CMB took on the project and issued fliers that touted its design and strong support from the city as key reasons it would succeed.
“The residential tower’s iconic cutting-edge design rivals the architecture of any development in the United States,” the flier said.
CMB officials said last week that it has raised more than $25 million for the project.
Despite criticism of EB-5 financing, Flaherty & Collins said it regards EB-5 as a solid source of funding.
“It’s not like drug money or something,” Collins said.
“To us, it’s just like any other lender,” Flaherty said . . .It's not like drug money or something? The truth is that Flaherty & Collins will have no idea where these investors got their money and won't care. As long as they're ponying up their $1 million contribution to an investment doomed to be a colossal failure, who cares where they got their money.
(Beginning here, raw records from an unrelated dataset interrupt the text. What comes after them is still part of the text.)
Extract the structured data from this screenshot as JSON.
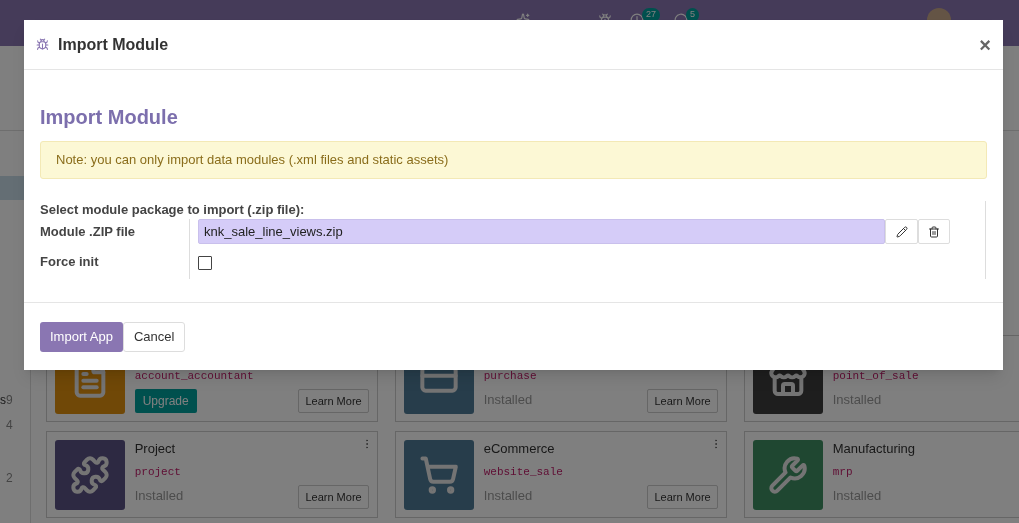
{
  "navbar": {
    "activity_badge": "27",
    "message_badge": "5"
  },
  "sidebar": {
    "items": [
      {
        "label": "s",
        "count": "9"
      },
      {
        "count": "4"
      },
      {
        "count": "2"
      }
    ]
  },
  "apps": [
    {
      "technical_name": "account_accountant",
      "action_label": "Upgrade",
      "learn_more": "Learn More"
    },
    {
      "technical_name": "purchase",
      "status": "Installed",
      "learn_more": "Learn More"
    },
    {
      "technical_name": "point_of_sale",
      "status": "Installed"
    },
    {
      "name": "Project",
      "technical_name": "project",
      "status": "Installed",
      "learn_more": "Learn More",
      "menu": true
    },
    {
      "name": "eCommerce",
      "technical_name": "website_sale",
      "status": "Installed",
      "learn_more": "Learn More",
      "menu": true
    },
    {
      "name": "Manufacturing",
      "technical_name": "mrp",
      "status": "Installed"
    }
  ],
  "modal": {
    "title": "Import Module",
    "close": "×",
    "heading": "Import Module",
    "note": "Note: you can only import data modules (.xml files and static assets)",
    "section_label": "Select module package to import (.zip file):",
    "fields": [
      {
        "kind": "file",
        "label": "Module .ZIP file",
        "value": "knk_sale_line_views.zip"
      },
      {
        "kind": "checkbox",
        "label": "Force init",
        "checked": false
      }
    ],
    "buttons": [
      {
        "kind": "primary",
        "label": "Import App"
      },
      {
        "kind": "secondary",
        "label": "Cancel"
      }
    ]
  }
}
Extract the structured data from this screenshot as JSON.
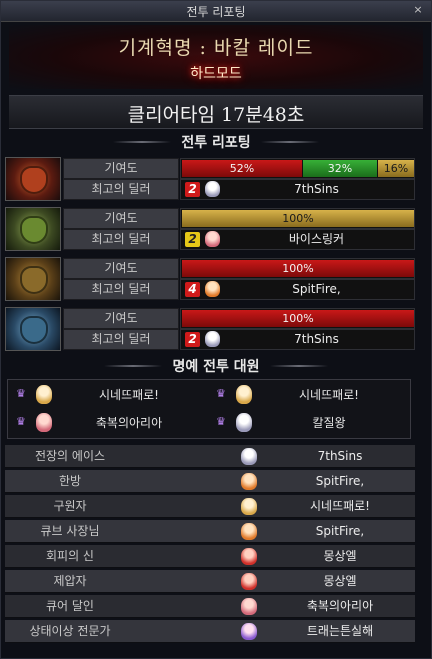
{
  "window": {
    "title": "전투 리포팅",
    "close_icon": "×"
  },
  "raid": {
    "title": "기계혁명 : 바칼 레이드",
    "mode": "하드모드"
  },
  "clear_time": "클리어타임 17분48초",
  "sections": {
    "battle_report": "전투 리포팅",
    "honor": "명예 전투 대원"
  },
  "labels": {
    "contribution": "기여도",
    "best_dealer": "최고의 딜러"
  },
  "parties": [
    {
      "contribution": [
        {
          "value": "52%",
          "pct": 52,
          "color": "red"
        },
        {
          "value": "32%",
          "pct": 32,
          "color": "green"
        },
        {
          "value": "16%",
          "pct": 16,
          "color": "gold"
        }
      ],
      "dealer": {
        "party": "2",
        "name": "7thSins"
      }
    },
    {
      "contribution": [
        {
          "value": "100%",
          "pct": 100,
          "color": "gold"
        }
      ],
      "dealer": {
        "party": "2",
        "name": "바이스링커"
      }
    },
    {
      "contribution": [
        {
          "value": "100%",
          "pct": 100,
          "color": "red"
        }
      ],
      "dealer": {
        "party": "4",
        "name": "SpitFire,"
      }
    },
    {
      "contribution": [
        {
          "value": "100%",
          "pct": 100,
          "color": "red"
        }
      ],
      "dealer": {
        "party": "2",
        "name": "7thSins"
      }
    }
  ],
  "honor": [
    "시네뜨패로!",
    "시네뜨패로!",
    "축복의아리아",
    "칼질왕"
  ],
  "awards": [
    {
      "title": "전장의 에이스",
      "player": "7thSins"
    },
    {
      "title": "한방",
      "player": "SpitFire,"
    },
    {
      "title": "구원자",
      "player": "시네뜨패로!"
    },
    {
      "title": "큐브 사장님",
      "player": "SpitFire,"
    },
    {
      "title": "회피의 신",
      "player": "몽상엘"
    },
    {
      "title": "제압자",
      "player": "몽상엘"
    },
    {
      "title": "큐어 달인",
      "player": "축복의아리아"
    },
    {
      "title": "상태이상 전문가",
      "player": "트래는튼실해"
    }
  ]
}
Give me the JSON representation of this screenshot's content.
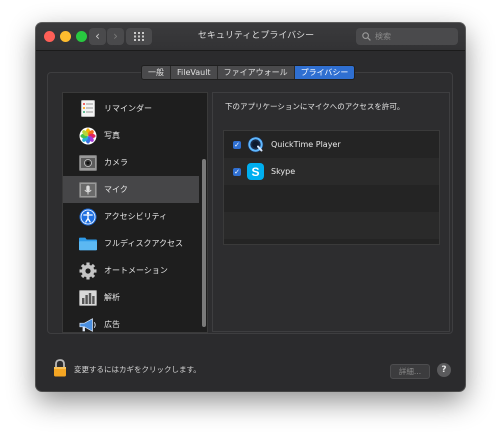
{
  "window": {
    "title": "セキュリティとプライバシー"
  },
  "toolbar": {
    "back_icon": "chevron-left-icon",
    "forward_icon": "chevron-right-icon",
    "grid_icon": "grid-icon",
    "search_placeholder": "検索"
  },
  "tabs": [
    {
      "label": "一般",
      "active": false
    },
    {
      "label": "FileVault",
      "active": false
    },
    {
      "label": "ファイアウォール",
      "active": false
    },
    {
      "label": "プライバシー",
      "active": true
    }
  ],
  "sidebar": {
    "items": [
      {
        "label": "リマインダー",
        "icon": "reminders-icon",
        "selected": false
      },
      {
        "label": "写真",
        "icon": "photos-icon",
        "selected": false
      },
      {
        "label": "カメラ",
        "icon": "camera-icon",
        "selected": false
      },
      {
        "label": "マイク",
        "icon": "microphone-icon",
        "selected": true
      },
      {
        "label": "アクセシビリティ",
        "icon": "accessibility-icon",
        "selected": false
      },
      {
        "label": "フルディスクアクセス",
        "icon": "folder-icon",
        "selected": false
      },
      {
        "label": "オートメーション",
        "icon": "gear-icon",
        "selected": false
      },
      {
        "label": "解析",
        "icon": "analytics-icon",
        "selected": false
      },
      {
        "label": "広告",
        "icon": "megaphone-icon",
        "selected": false
      }
    ]
  },
  "main": {
    "prompt": "下のアプリケーションにマイクへのアクセスを許可。",
    "apps": [
      {
        "name": "QuickTime Player",
        "checked": true,
        "icon": "quicktime-icon"
      },
      {
        "name": "Skype",
        "checked": true,
        "icon": "skype-icon"
      }
    ]
  },
  "footer": {
    "lock_text": "変更するにはカギをクリックします。",
    "advanced_label": "詳細...",
    "help_label": "?"
  },
  "colors": {
    "accent": "#2f6fd1",
    "window_bg": "#2b2b2d",
    "lock": "#f5a623"
  }
}
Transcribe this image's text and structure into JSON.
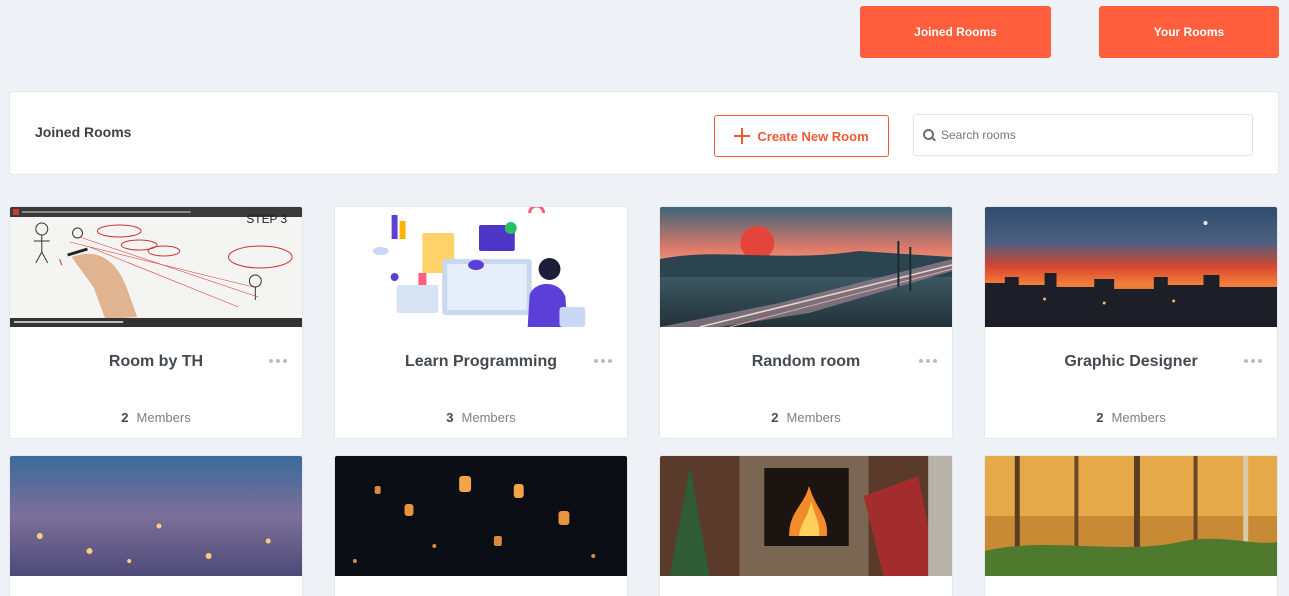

The firm is ensured of making a large sum of money from development fees from the project so whether it succeeds or fails as a going concern is of no concern to them. It's other people's money, after all. One point that's not mentioned is there is an annual cap of 10,000 visas that can be issued each year under this program. That cap was reached for the current fiscal year on May 1, which means new visas won't become available until the next fiscal year begins on October 1.
The Star wasn't much concerned at the time, although Russell does include in his story the fact that Mayor Ballard's former deputy mayor of economic development, Deron Kitner, who brokered the deal between the City and Flaherty & Collins, is now working as the company's general counsel. It's just a free-for-all with this administration. Ballard has been assured federal and local prosecutors won't investigate the rampant public corruption in his administration so they're just raping and pillaging taxpayers at will until his term ends at the end of the year.
UPDATE: The New York Times had a story on Friday about the growing popularity of the EB-5 program. The story speaks very approvingly of the program, although it mentions how developers qualify many projects in economically booming areas as projects eligible for the lower investment threshold of $500,000 per investor by claiming nearby census tracts with higher unemployment rates. I suspect Flaherty & Collins did the same for their project, even though the luxury high-rise building is being built in an area that quite clearly is not economically-depressed. Hat tip to the reader who noticed this story.